→ **DIRECTIONS**:
Read the records and gather each line that includes "JSON".

### RECORDS SUPPLIED

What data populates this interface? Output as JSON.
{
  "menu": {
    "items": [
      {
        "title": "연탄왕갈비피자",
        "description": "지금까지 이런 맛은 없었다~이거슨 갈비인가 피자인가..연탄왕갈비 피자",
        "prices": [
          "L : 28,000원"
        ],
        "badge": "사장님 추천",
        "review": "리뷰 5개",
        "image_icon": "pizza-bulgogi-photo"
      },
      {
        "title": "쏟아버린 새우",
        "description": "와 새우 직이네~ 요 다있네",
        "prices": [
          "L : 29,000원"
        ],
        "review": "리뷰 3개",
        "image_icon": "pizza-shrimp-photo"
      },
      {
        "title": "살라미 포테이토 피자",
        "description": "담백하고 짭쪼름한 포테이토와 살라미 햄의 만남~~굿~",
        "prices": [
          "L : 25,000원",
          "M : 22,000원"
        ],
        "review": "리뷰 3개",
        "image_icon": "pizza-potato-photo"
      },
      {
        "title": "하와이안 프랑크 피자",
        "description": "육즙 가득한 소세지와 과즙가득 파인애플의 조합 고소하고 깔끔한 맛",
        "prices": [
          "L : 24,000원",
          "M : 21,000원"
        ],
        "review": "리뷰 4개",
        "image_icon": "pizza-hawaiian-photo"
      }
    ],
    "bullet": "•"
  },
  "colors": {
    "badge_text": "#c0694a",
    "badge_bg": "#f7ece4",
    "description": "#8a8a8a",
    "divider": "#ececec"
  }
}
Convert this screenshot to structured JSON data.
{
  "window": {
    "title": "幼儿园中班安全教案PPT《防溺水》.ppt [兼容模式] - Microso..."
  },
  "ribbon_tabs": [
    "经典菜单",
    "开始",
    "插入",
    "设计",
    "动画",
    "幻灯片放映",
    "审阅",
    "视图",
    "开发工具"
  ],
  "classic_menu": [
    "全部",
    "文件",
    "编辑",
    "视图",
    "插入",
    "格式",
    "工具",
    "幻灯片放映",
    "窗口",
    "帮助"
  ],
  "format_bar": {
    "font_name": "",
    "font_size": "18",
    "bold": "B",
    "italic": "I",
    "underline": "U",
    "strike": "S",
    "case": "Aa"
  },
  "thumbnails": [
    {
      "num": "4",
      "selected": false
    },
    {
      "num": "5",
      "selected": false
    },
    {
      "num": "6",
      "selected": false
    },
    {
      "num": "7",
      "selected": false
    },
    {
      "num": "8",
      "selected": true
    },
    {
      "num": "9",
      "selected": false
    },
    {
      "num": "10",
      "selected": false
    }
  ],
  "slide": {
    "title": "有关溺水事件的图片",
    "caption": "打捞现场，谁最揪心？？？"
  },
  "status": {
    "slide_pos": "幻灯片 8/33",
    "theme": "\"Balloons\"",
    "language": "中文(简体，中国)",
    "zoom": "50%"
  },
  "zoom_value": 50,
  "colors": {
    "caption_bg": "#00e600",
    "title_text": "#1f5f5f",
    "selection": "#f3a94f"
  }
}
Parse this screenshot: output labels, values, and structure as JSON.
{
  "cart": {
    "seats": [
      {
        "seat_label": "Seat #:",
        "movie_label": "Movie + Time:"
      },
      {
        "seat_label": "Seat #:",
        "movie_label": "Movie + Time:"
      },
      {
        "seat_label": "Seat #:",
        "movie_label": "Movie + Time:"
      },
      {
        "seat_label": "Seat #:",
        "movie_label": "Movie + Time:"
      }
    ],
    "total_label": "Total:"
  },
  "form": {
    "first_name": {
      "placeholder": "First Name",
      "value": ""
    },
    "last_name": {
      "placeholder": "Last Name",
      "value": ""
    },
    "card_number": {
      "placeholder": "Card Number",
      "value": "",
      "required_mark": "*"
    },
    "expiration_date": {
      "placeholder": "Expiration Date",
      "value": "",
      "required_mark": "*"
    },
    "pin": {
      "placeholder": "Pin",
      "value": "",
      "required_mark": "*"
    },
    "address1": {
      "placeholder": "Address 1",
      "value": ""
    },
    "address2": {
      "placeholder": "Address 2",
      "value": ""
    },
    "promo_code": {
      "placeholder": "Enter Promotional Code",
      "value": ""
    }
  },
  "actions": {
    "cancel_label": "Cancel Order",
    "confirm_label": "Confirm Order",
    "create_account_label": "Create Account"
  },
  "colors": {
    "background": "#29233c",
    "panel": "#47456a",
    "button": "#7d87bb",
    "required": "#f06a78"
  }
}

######

→ **ANSWER TO THIS TASK**:
What data populates this interface? Output as JSON.
Convert this screenshot to structured JSON data.
Parse this screenshot: output labels, values, and structure as JSON.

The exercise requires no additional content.